What: The Vancouver City Council will hold a workshop updating its ethics policy, including councilor conduct.
When: 4 p.m. Monday
Where: City Council Chambers, City Hall, 210 E. 13th St.
The Vancouver City Council is set to rewrite its ethics policy on Monday — a long-expected revision following an ethics investigation of Councilor Jeanne Harris last fall that turned up weaknesses in the council’s policies.
The seven-page City Council Code of Ethics contains revisions to topics including conflict of interest and appearance of impropriety, but most attention and time will likely be spent on one section: Conduct of Council Members.
Residents requested a review of the ethics policy following Harris’ now infamous verbal fireworks with the mayor, Councilor Jeanne Stewart and several citizen speakers during a September 2010 meeting.
At the meeting, Harris ordered Mayor Tim Leavitt to “gavel down” and dismiss an anti-light rail and -tolling speaker from the podium during the citizens’ comment period.
The current council ethics policy, approved in 1999, contains no standards concerning a councilor’s conduct with citizens. It says only: “Council members will at all times treat each other with respect and dignity.”
In October, Harris was found by a council ethics committee — Councilors Jack Burkman, Larry Smith and Pat Campbell — to have violated the city ethics policy by failing to treat Leavitt and Stewart with respect. The city council unanimously agreed to strip her of all council-appointed board and commission positions and offer a letter of reprimand.

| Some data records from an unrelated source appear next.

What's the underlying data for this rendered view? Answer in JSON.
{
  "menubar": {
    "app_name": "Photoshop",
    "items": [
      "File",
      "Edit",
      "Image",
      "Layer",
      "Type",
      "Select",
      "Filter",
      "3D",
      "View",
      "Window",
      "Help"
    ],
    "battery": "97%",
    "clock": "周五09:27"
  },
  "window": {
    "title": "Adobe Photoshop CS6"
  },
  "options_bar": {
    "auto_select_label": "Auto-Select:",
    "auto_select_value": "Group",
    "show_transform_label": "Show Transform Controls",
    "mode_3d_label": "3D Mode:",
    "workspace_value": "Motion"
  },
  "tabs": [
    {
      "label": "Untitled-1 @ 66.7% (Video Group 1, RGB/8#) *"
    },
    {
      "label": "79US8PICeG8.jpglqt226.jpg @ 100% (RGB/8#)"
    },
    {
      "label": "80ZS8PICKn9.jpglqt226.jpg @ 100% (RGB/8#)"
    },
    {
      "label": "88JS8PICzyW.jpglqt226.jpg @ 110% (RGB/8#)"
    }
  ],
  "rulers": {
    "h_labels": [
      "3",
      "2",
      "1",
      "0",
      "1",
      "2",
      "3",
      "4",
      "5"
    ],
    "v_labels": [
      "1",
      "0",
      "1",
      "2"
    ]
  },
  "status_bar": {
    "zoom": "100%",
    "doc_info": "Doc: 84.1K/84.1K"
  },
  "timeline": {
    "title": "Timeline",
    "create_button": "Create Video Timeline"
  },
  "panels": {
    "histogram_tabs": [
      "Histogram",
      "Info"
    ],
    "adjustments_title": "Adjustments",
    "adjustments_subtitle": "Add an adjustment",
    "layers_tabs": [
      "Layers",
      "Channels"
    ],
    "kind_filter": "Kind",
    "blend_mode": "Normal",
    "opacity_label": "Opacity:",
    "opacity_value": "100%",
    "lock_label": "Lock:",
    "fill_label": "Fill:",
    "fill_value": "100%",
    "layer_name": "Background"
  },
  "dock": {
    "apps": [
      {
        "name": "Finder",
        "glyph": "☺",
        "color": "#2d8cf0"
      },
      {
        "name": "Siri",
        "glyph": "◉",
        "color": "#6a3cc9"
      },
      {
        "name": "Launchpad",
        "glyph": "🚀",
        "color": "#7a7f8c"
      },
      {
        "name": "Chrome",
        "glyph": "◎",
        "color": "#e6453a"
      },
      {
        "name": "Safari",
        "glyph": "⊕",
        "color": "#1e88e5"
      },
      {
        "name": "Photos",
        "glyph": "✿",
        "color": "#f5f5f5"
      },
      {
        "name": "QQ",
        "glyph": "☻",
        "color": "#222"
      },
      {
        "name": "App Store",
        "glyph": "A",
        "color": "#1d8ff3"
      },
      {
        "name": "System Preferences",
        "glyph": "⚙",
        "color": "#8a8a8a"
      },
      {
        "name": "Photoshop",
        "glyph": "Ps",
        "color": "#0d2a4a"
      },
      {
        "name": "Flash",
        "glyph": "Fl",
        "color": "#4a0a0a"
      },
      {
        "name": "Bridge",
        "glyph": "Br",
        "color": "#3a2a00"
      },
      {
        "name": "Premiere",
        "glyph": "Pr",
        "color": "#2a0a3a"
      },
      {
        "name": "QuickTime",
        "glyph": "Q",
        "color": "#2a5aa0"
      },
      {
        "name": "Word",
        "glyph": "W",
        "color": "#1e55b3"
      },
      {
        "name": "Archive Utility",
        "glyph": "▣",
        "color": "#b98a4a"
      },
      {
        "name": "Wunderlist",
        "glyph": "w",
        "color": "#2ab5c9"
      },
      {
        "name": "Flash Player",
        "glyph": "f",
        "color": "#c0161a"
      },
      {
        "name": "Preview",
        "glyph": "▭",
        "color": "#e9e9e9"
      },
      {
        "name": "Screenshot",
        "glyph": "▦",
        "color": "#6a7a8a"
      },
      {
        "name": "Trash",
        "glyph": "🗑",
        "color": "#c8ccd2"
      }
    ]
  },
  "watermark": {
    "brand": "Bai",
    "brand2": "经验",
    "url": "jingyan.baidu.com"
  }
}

The draft revised code to go before the council Monday is much more broad: “Council members shall refrain from abusive conduct, charges of a personal nature or verbal attacks upon the character or motives of other members of council, boards, commissions, committees, city staff, or the public.”
The section contains no specific examples or further definitions of what could be construed as a “verbal attack.”
Leavitt said Thursday that the draft code will probably see some changes.
“I’m sure council will have lots of input,” he said. “We’ve seen this proposed policy several times previously, and I wouldn’t be surprised if there were more comments from council members.”
One councilor already has raised concerns about the ethics policy — Harris.
In an email to the city council on Wednesday, she called the policy “seriously flawed” and called for a complete redesign.
“No one has solicited feedback from me, I don’t know about other council members,” she wrote. “The current policy has resulted in seriously damaged council relationships and communication.”
Many governments have some form of an ethics and conduct policy; Clark County commissioners must “promote decorum, respect for others and civility in all public relationships.”